Website and app data records
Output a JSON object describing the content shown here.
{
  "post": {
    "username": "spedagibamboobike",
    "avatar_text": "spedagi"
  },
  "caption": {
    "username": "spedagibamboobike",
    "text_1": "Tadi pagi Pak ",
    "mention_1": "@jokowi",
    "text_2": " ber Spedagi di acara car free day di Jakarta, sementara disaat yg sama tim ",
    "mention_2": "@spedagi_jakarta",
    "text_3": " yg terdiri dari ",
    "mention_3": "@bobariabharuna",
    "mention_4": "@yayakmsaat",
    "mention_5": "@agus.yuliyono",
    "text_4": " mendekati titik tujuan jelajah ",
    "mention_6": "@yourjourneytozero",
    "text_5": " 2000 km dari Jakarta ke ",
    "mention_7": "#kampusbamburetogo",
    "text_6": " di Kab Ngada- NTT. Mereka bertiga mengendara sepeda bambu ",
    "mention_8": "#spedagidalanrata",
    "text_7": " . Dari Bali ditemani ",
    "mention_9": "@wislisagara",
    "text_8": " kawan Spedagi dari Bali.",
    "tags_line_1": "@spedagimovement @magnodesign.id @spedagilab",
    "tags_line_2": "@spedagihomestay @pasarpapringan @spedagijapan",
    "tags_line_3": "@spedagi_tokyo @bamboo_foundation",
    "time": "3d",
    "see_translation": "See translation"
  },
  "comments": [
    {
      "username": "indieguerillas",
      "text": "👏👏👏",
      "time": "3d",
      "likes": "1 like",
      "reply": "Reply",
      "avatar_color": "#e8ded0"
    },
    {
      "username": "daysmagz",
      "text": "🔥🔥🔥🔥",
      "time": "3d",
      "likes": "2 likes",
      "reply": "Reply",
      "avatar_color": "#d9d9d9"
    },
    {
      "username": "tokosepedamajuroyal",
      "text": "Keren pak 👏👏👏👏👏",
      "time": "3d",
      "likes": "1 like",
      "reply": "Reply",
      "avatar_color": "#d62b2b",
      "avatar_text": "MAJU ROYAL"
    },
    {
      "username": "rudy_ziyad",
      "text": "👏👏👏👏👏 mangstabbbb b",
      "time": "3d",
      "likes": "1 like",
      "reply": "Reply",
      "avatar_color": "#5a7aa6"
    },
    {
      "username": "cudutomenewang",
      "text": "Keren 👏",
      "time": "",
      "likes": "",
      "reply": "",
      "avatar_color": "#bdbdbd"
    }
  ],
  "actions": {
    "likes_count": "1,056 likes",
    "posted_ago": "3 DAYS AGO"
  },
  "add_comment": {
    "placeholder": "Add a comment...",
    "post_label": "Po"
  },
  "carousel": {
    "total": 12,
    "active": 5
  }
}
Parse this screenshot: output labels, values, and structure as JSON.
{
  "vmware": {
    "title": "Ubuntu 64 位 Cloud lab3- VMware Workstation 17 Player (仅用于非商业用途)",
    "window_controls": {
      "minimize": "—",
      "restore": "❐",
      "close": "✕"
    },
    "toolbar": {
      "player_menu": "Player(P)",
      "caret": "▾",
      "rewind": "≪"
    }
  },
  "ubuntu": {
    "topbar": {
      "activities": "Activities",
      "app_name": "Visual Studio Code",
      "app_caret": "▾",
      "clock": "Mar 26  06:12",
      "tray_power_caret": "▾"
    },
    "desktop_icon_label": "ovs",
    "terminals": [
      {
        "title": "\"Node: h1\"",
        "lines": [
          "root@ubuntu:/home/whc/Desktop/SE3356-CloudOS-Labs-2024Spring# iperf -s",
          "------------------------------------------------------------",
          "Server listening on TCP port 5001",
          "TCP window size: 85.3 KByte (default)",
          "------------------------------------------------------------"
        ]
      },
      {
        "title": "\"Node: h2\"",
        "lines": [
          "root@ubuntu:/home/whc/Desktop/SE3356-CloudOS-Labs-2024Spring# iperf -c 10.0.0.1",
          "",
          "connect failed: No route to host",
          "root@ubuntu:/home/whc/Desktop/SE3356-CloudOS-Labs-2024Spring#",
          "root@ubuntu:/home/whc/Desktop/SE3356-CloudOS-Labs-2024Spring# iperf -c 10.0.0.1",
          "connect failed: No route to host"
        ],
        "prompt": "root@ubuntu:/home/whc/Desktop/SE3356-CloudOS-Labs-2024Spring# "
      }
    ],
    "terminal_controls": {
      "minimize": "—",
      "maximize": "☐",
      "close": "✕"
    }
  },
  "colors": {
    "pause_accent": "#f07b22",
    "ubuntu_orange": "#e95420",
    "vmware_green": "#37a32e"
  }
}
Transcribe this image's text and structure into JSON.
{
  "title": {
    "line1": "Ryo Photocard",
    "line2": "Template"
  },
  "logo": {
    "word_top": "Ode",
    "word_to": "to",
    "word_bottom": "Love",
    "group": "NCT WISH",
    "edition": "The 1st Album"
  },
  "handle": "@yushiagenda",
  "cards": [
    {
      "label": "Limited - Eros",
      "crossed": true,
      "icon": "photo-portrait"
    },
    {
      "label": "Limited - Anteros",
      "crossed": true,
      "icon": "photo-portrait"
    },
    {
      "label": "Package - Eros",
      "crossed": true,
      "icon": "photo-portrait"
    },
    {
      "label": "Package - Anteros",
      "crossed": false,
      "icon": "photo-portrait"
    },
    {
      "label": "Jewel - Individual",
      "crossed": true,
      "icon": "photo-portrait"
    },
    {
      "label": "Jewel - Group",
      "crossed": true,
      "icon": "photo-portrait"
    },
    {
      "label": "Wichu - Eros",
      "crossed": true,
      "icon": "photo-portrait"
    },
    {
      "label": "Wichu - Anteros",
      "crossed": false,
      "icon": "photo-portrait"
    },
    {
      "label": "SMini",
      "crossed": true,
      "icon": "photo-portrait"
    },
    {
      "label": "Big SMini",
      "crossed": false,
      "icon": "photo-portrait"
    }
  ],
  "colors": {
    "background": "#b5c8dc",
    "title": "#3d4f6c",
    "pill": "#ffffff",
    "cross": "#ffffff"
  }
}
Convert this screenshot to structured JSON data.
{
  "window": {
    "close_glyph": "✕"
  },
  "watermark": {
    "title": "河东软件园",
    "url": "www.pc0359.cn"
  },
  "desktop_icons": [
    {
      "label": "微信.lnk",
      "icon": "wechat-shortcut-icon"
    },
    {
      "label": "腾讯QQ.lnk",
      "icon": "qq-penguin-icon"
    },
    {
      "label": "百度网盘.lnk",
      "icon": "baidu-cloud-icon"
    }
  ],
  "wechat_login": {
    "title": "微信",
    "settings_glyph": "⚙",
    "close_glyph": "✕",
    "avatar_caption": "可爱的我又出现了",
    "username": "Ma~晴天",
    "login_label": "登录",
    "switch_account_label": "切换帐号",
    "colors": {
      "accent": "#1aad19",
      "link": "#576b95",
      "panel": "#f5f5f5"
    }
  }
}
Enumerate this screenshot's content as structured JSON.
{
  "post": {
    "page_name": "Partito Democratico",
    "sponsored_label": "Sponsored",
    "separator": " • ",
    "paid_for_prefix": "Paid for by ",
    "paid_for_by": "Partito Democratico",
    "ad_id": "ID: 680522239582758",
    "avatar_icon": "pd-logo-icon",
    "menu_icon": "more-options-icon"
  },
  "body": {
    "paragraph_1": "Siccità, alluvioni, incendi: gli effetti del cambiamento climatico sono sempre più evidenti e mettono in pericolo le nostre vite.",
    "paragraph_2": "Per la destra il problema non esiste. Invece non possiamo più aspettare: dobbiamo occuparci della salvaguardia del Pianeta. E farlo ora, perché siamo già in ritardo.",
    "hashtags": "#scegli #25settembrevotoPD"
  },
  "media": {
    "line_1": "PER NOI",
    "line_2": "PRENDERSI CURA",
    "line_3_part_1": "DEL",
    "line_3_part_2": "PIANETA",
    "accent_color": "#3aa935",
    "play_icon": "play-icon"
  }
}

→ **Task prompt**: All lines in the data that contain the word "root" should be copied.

→ **Finished exercise**:
          "root@ubuntu:/home/whc/Desktop/SE3356-CloudOS-Labs-2024Spring# iperf -s",
          "root@ubuntu:/home/whc/Desktop/SE3356-CloudOS-Labs-2024Spring# iperf -c 10.0.0.1",
          "root@ubuntu:/home/whc/Desktop/SE3356-CloudOS-Labs-2024Spring#",
          "root@ubuntu:/home/whc/Desktop/SE3356-CloudOS-Labs-2024Spring# iperf -c 10.0.0.1",
        "prompt": "root@ubuntu:/home/whc/Desktop/SE3356-CloudOS-Labs-2024Spring# "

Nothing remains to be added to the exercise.